Total Dose You Need to Give Your Child If using infant drops (50 mg/1.25 ml), you will need to give your child… If using liquid medication (100 mg/5 ml), you will need to give your child… If using Junior tablets (100 mg per pill), you will need to give your child…
6-11 months
12-17 pounds (5-8 kg)
50 mg
1.25 ml
12-23 months
18-23 pounds (8-10 kg)
75 mg
1.875 ml
2-3 years
24-35 pounds (11-16 kg)
100 mg
5 ml (1 teaspoon)
1 tablet
4-5 years
36-47 pounds (16-21 kg)
150 mg
7.5 ml (1.5 teaspoons)
1.5 tablets
6-8 years
48-59 pounds (22-27 kg)
200 mg
10 ml (2 teaspoons)
2 tablets
9-10 years
60-71 pounds (27-32 kg)
250 mg
12.5 ml (2.5 teaspoons)
2.5 tablets
11 years
72-95 pounds (33-43 kg)
300 mg
15 ml (3 teaspoons)
3 tablets
kg=kilogram; mg=milligram; ml=milliliter
Dose may be given every 6-8 hours. Do not give more than 4 doses within 24 hours.
For children less than 6 months old: Ask the doctor for dosing instructions.
For children 12 years old or older: Give 200 mg every 4-6 hours. If needed, you can increase the dose to 400 mg every 4-6 hours.

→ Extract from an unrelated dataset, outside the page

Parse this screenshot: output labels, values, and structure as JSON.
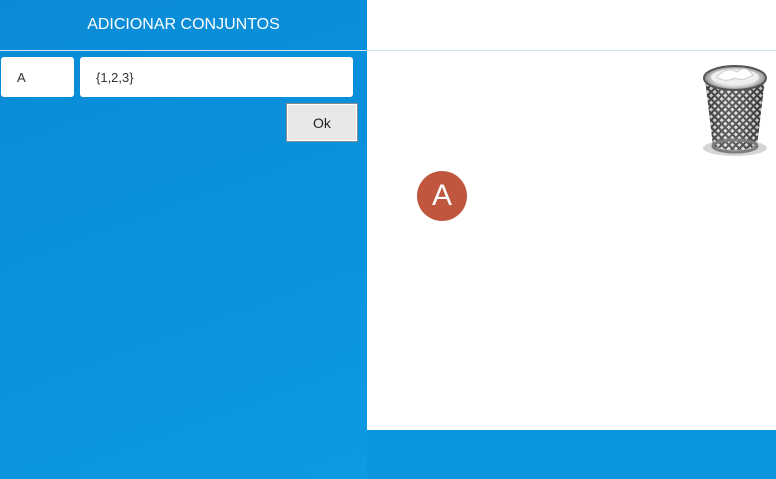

Are There Side Effects?

Possible side effects include:

What Else Should I Know Before Giving My Child This Medication?

Talk to the doctor first to make sure you understand how to give the medication to your child. Also, let your doctor know if your child is taking any other medications.

How Should I Store This Medication?

Store the medication at 68°F-77°F (20°C-25°C) in a place that is free from moisture and light. Make sure that the medication is locked and not accessible to any children.

When Should I Call A Doctor?

Call the doctor if your child has:
  • Signs of a serious allergic reaction:
    • Wheezing
    • Chest tightness
    • Fever
    • Itching
    • Bad cough
    • Blue skin color
    • Convulsions
    • Swelling of the face, lips, tongue, or throat
  • Chest pain or pressure
  • Nausea
  • Vomiting
  • New or worsening stomach pain
  • Swelling or pain in the hands or feet
  • Change in speech or vision
  • Eye pain or irritation
  • Black, tarry, or bloody stools
  • Blood in urine
  • Diarrhea
  • Strange bruising or bleeding
  • Rash
Also, call the doctor if your child feels worse or the condition does not improve.
If you think your child may have overdosed, go to the emergency room or call your local poison control center right away.


American Pharmacists Association Foundation
US Food and Drug Administration


Canadian Pharmacists Association
Health Canada


How to safely give ibuprofen. Kids Health—Nemours Foundation website. Available at: http://kidshealth.org/en/parents/ibuprofen.html. Updated March 2015. Accessed May 3, 2017.
Ibuprofen. EBSCO DynaMed Plus website. Available at: https://www.dynamed.com/topics/dmp~AN~T233086/Ibuprofen. Updated April 11, 2017. Accessed May 2, 2017.
Motrin dosing charts for children and infants. Motrin website. Available at: https://www.motrin.com/children-infants/dosing-charts. Accessed May 4, 2017.
Up and up junior strength ibuprofen—ibuprofen tablet, chewable. DailyMed—National Library of Medicine website. Available at: https://dailymed.nlm.nih.gov/dailymed/drugInfo.cfm?setid=6acd5878-35b6-452a-b00b-a69467a7c8f2. Accessed May 4, 2017.

Revision Information